◆ **Brief**
Using the data below, work out how many lines contain "Import", and report only that number.

◆ **Materials provided**

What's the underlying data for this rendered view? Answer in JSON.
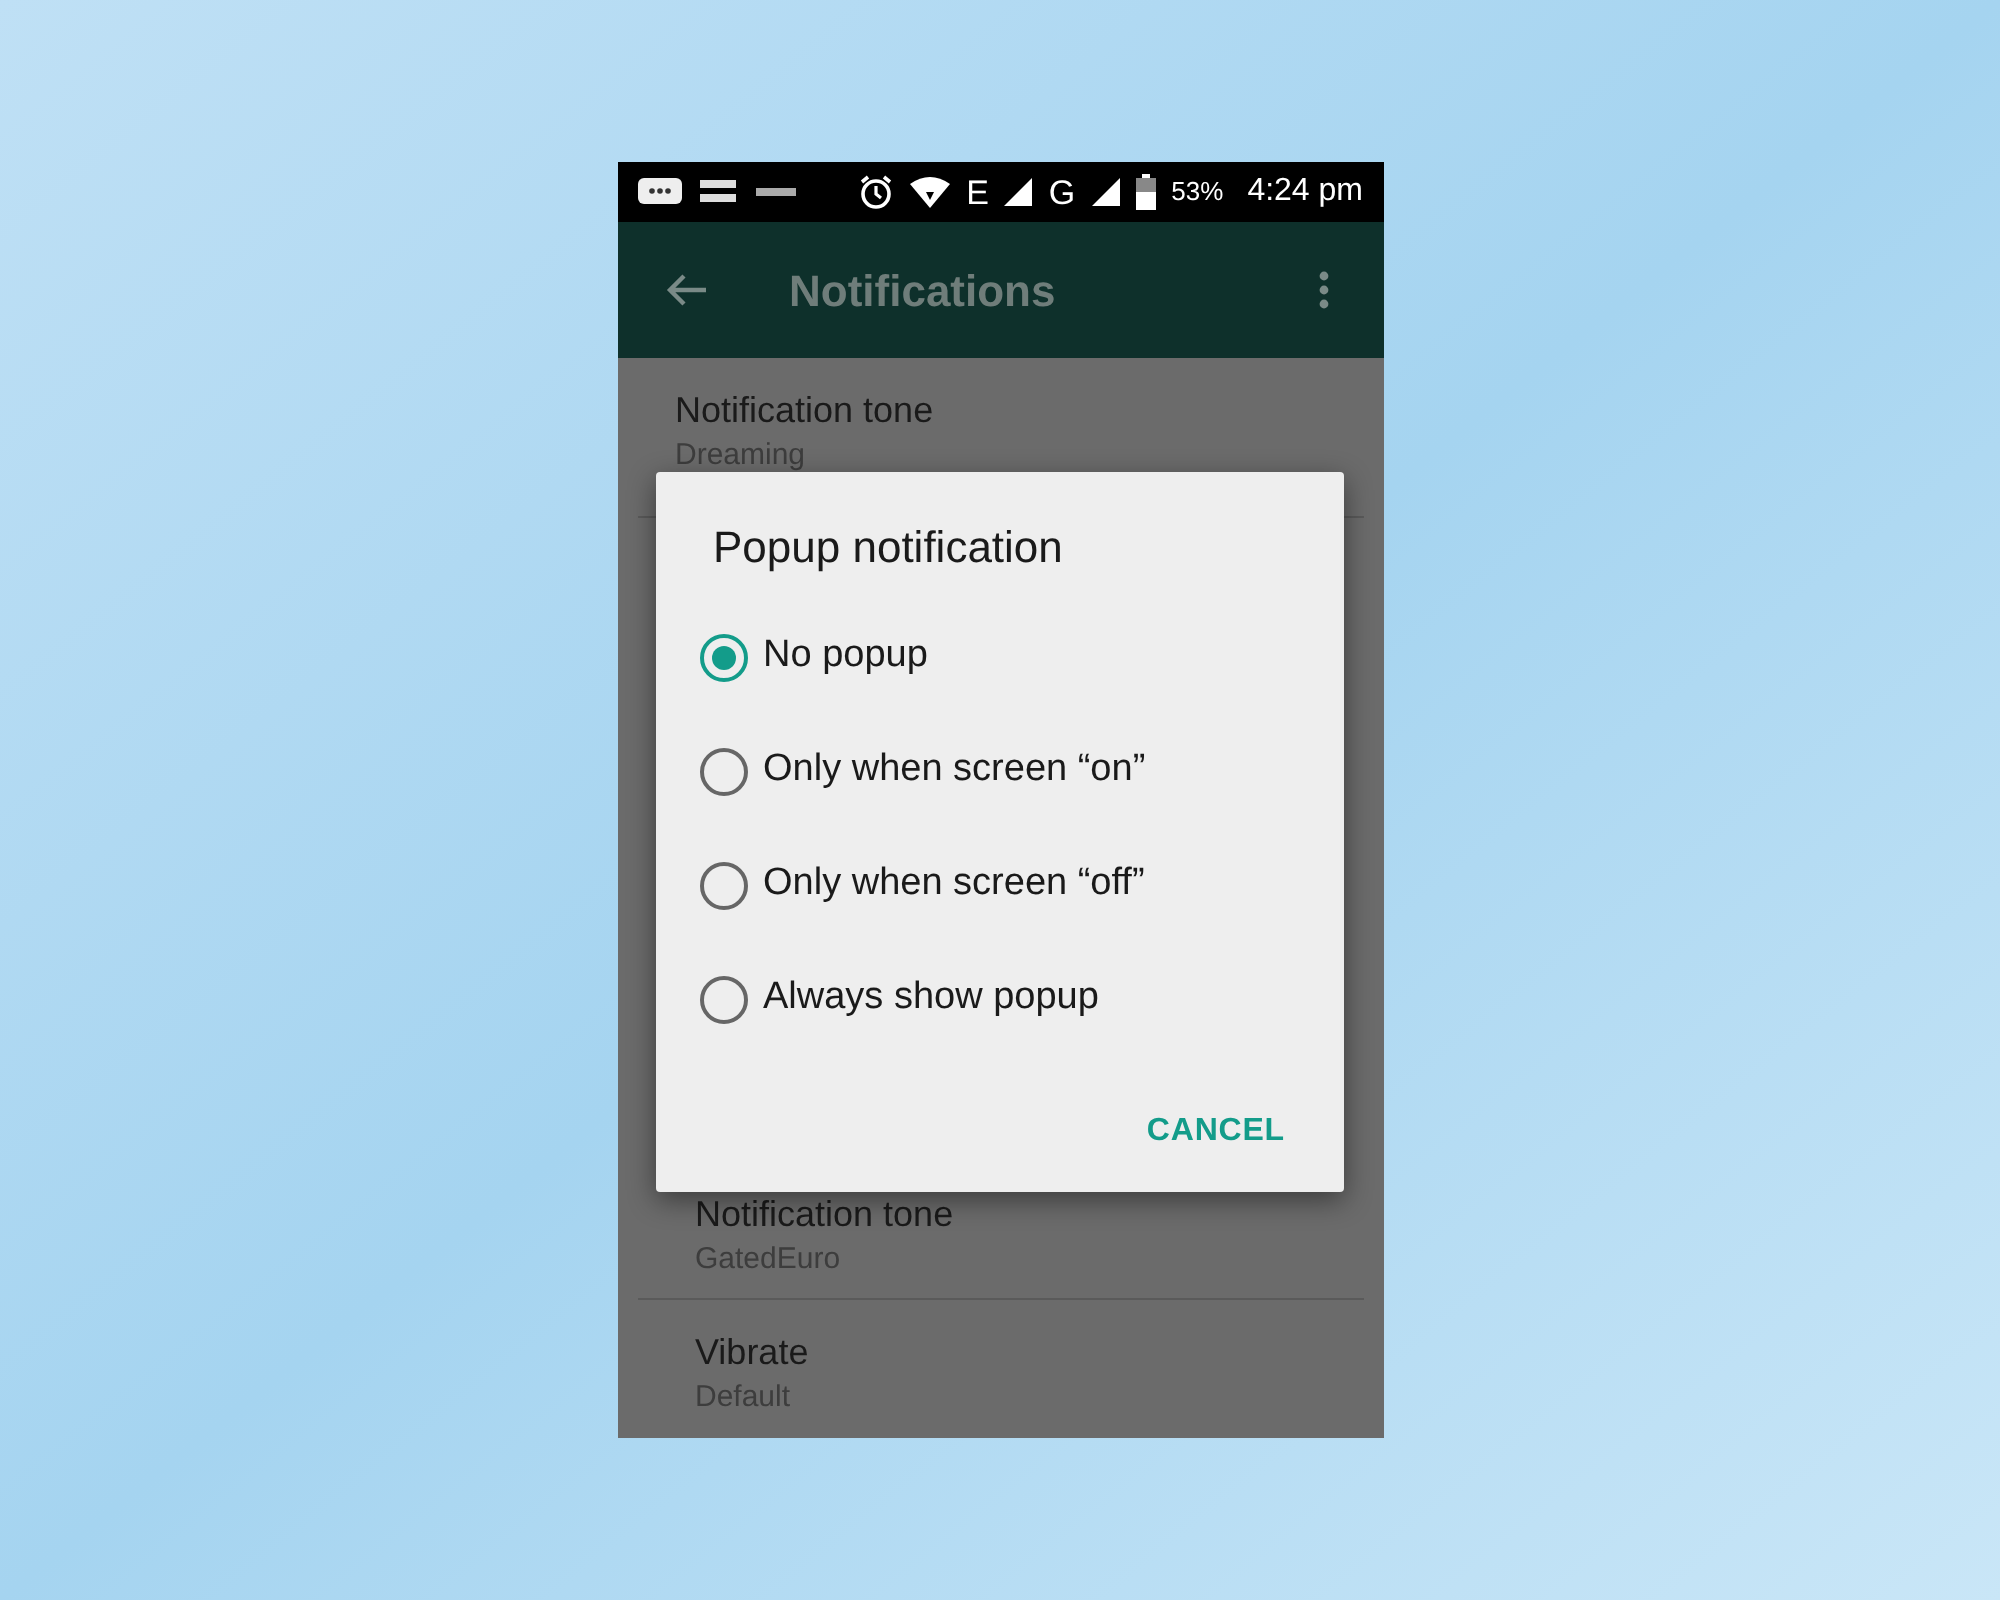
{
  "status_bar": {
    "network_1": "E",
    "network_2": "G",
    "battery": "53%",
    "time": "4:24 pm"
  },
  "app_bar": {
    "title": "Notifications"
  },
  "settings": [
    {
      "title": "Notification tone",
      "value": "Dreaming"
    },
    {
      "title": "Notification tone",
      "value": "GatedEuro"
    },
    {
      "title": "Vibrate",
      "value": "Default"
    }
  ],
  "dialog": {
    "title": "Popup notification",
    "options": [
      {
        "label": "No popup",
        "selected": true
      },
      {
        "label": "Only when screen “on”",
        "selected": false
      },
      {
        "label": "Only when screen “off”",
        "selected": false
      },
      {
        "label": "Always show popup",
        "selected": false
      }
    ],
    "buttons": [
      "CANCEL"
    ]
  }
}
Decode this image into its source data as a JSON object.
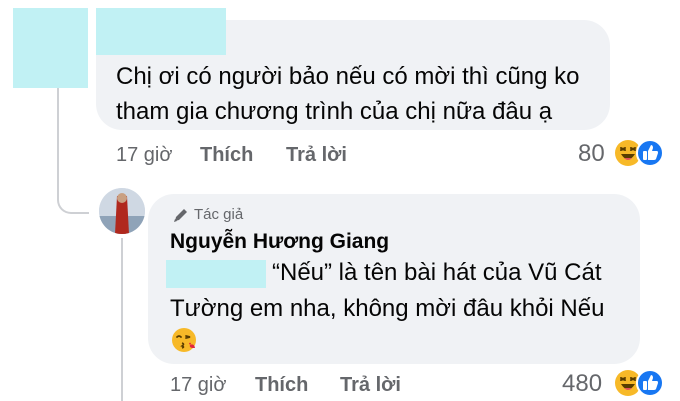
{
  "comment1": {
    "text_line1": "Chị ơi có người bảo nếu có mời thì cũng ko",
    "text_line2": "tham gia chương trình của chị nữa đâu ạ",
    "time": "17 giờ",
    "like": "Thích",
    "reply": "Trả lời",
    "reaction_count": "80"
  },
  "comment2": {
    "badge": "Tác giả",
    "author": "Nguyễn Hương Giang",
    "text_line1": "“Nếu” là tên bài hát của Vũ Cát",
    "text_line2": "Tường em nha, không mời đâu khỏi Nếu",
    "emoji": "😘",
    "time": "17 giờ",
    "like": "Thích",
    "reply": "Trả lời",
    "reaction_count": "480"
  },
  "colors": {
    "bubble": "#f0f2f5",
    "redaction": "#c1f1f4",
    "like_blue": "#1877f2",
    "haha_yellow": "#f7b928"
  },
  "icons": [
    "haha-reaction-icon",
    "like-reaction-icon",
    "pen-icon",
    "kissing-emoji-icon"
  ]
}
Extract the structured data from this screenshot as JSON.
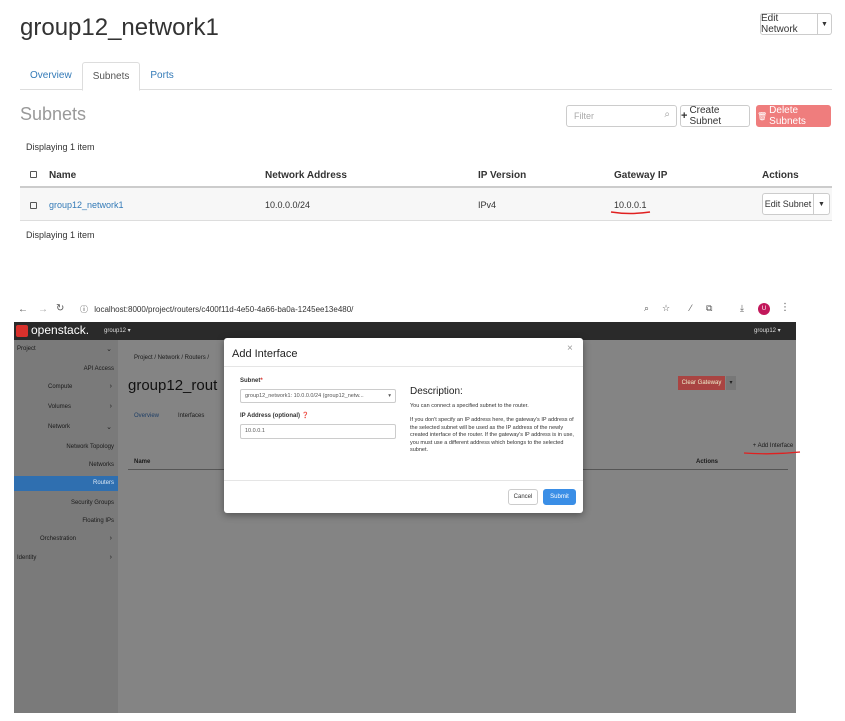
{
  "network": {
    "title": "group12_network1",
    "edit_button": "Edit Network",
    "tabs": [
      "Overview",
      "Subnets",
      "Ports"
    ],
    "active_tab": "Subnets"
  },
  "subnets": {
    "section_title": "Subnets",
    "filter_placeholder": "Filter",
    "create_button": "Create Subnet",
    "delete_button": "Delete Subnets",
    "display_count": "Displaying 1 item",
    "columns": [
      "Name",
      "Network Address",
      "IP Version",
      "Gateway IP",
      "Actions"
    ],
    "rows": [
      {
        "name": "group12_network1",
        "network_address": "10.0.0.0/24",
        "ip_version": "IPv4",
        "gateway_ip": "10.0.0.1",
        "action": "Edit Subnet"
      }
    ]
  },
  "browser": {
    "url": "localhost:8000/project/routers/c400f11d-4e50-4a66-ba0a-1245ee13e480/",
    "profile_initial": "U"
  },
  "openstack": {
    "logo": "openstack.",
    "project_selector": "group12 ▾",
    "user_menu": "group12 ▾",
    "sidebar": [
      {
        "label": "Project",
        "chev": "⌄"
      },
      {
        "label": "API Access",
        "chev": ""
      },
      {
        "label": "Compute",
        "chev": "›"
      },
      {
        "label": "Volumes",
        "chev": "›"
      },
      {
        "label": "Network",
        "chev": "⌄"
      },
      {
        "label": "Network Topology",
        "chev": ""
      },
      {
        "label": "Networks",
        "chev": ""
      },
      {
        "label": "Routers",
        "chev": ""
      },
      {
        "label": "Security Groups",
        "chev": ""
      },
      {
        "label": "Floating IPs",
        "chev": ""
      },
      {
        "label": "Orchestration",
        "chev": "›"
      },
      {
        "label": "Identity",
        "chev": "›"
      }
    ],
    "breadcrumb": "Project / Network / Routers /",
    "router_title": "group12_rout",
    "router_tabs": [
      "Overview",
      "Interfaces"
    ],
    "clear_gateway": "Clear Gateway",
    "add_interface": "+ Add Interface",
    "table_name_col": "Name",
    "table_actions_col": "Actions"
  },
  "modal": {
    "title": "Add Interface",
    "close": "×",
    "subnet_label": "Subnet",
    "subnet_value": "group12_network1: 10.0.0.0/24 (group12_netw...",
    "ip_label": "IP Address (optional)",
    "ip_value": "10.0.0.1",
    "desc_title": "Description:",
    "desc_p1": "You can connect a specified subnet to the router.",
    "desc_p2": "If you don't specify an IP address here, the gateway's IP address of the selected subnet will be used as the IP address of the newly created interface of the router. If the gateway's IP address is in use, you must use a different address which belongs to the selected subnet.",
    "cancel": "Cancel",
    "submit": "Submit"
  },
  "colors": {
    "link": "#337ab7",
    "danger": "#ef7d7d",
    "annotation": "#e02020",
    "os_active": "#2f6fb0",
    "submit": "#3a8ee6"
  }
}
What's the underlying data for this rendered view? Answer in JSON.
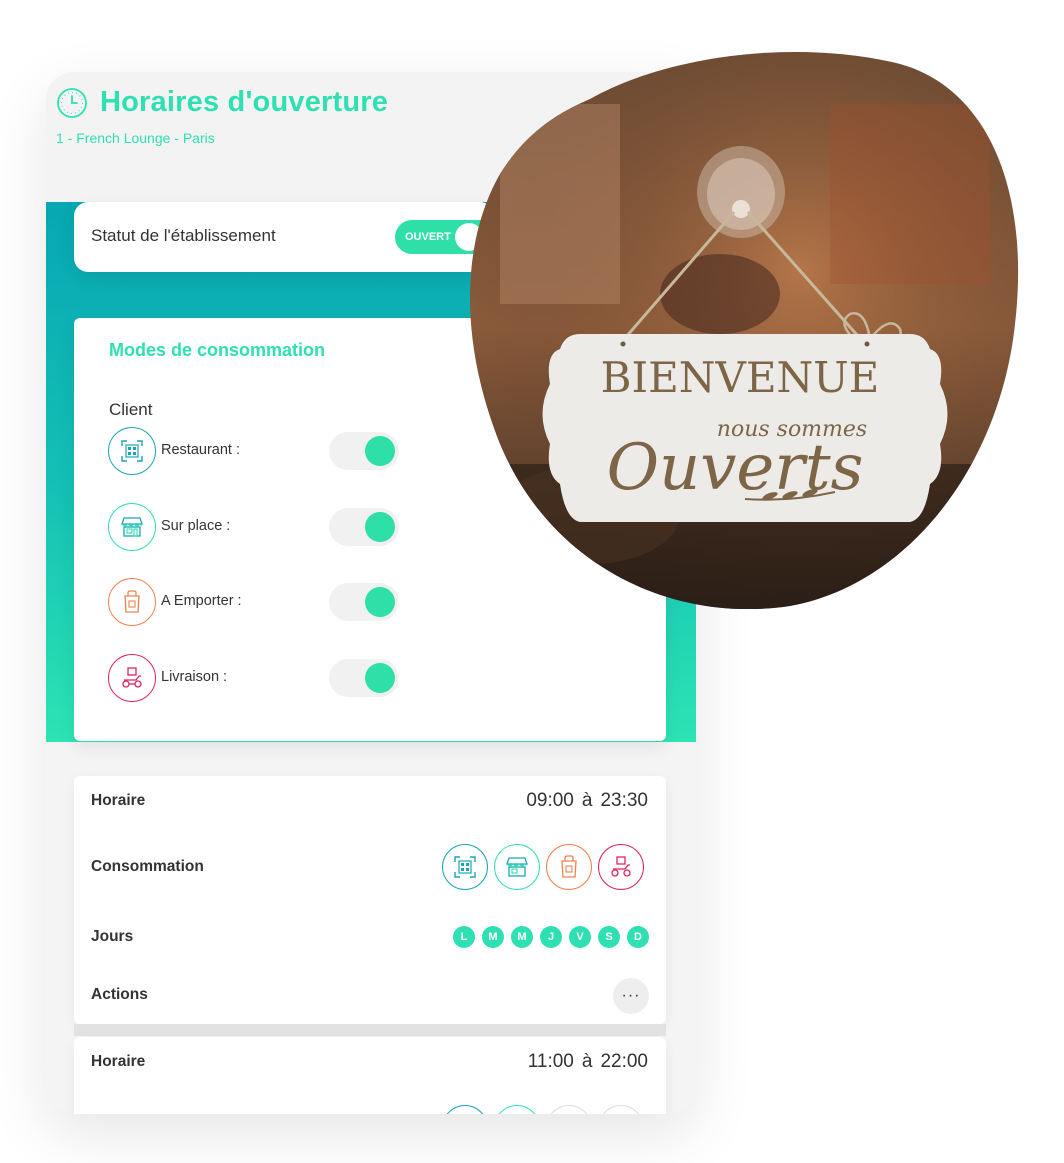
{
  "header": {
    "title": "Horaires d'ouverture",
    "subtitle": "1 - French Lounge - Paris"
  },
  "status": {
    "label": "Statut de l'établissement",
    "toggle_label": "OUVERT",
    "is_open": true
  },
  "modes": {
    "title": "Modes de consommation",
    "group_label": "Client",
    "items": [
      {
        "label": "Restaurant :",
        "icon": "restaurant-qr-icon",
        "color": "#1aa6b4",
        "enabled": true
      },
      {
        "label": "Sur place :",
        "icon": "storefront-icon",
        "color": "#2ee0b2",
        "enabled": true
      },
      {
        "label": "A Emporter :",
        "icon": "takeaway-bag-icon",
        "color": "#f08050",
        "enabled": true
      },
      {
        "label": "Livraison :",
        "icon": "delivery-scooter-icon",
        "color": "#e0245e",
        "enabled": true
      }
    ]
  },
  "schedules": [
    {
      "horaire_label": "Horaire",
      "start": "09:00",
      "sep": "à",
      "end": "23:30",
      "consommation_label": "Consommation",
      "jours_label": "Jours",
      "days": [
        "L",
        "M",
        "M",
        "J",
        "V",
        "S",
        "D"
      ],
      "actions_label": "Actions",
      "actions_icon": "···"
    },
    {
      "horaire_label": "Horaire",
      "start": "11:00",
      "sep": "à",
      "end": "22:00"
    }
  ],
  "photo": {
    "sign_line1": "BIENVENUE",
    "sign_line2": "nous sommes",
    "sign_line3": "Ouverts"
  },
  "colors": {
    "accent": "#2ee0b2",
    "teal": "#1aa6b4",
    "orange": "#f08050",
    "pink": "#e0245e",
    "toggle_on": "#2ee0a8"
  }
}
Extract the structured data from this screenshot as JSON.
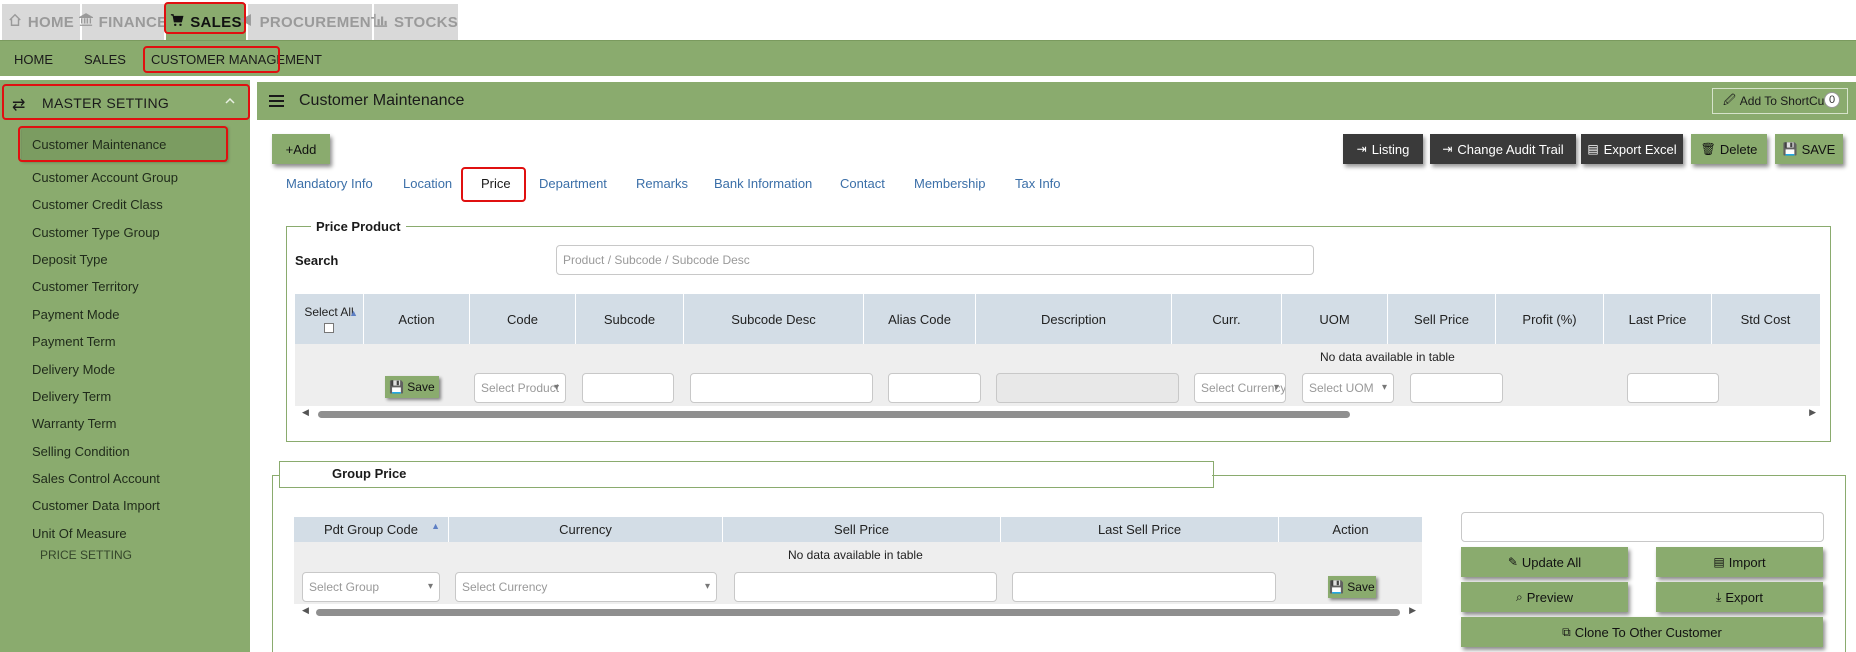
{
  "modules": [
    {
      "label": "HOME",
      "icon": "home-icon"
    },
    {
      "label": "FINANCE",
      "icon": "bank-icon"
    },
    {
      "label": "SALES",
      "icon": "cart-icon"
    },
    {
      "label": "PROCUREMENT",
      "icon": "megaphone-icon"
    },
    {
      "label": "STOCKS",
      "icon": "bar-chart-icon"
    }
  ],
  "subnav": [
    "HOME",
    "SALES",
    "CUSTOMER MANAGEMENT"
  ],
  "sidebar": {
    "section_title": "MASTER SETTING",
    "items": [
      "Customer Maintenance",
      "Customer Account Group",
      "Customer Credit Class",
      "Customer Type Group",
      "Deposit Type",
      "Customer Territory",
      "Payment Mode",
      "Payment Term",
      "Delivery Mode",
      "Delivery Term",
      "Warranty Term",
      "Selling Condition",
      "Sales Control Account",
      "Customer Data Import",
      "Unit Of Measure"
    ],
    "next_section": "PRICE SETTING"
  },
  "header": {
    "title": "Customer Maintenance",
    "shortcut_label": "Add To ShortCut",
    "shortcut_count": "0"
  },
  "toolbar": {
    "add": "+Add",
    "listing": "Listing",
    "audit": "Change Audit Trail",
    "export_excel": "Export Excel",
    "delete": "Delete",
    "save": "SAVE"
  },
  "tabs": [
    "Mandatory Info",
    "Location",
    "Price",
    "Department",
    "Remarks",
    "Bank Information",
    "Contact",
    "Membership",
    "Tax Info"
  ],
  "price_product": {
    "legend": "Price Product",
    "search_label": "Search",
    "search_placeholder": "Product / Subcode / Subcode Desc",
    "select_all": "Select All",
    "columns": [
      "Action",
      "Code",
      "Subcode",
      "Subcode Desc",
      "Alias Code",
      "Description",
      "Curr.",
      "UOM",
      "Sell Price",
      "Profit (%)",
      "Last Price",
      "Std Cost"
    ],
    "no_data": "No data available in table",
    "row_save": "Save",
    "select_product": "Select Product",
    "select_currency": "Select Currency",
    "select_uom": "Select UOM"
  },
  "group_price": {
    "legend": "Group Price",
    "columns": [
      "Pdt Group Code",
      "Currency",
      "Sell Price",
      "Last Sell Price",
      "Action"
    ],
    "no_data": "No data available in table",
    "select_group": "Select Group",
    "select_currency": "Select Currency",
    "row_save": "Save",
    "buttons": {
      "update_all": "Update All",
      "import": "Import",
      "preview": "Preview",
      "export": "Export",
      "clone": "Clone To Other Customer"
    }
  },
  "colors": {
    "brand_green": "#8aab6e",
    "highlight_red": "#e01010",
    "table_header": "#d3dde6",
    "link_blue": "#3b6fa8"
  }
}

◆ **Output for this task**
2